Before I came to Jamaica, I was really only aware that most Jamaicans came originally as slaves from West Africa, although there were some white Jamaicans of British origin who roots can be traced back to those dark days. However, I had no idea of how many other nationalities and ethnicities had come into the mix.
After independence from the British in 1962, Jamaica had a new flag and a new motto: “Out of Many, One People.” In the little less than two years I’ve been here, I’ve come to understand a bit more of the complexities of why they picked that slogan. I won’t attempt to write much on the sensitive subject of racial history and harmony, but a short history statement might be interesting to some:

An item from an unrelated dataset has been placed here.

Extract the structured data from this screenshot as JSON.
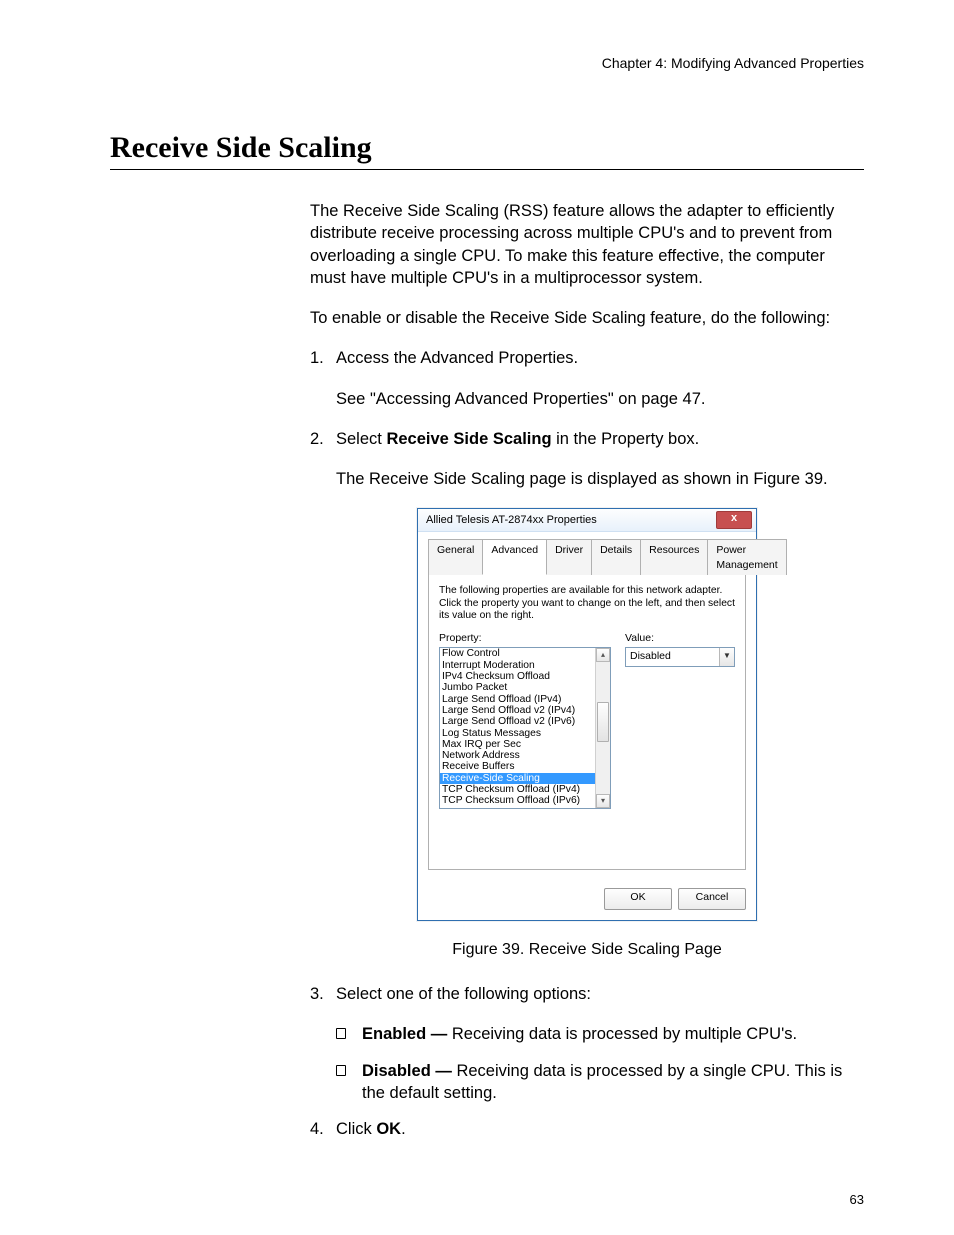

Taíno Indians, also known as the Arawaks, were the original aboriginal inhabitants of Xamayca until the arrival of the Spanish in the 15th Century. Western diseases wiped out the Arawaks, and today all that remains of them are a few genes and some rock paintings. The country remained under Spanish rule until 1655, when it came under British possession, and Jamaica remained as a British colony until its independence fifty years ago. During British rule, ships brought slaves in from Ghana until the early 1800s when political awareness in the UK started to reject the concept of slavery. As it became harder to bring enforced labour from Africa, large numbers of Indian and Chinese workers were brought instead. Later, immigrants from Palestine, Syria, and Lebanon fled the Middle East for a better life in Jamaica in the early 20th century, many of whom were Christians escaping persecution at the hands of Ottoman Muslims. I had no idea that Jamaica was such a melting pot. Interestingly, the pot literally includes a fushion of cuisines too: curried goat from India, Jamaican patties from the UK, callalloo from West Africa, and there’s plenty of Chinese restaurants in Kingston.
So, do I see it as a harmonious blend? I know that many don’t and tell me there’s plenty of racial prejudice and race-based economic disparity to go around. Although I have no doubt that is true, my personal impression has been pretty positive. My Jamaican colleagues at work come in many skin tones and include ethnic European, West African, Indian and Chinese – or a mix of all of the above – much like their American counterparts. Out of Many, One People may be a work in progress, but this is also true everywhere else in the world. We all still need to work on getting along.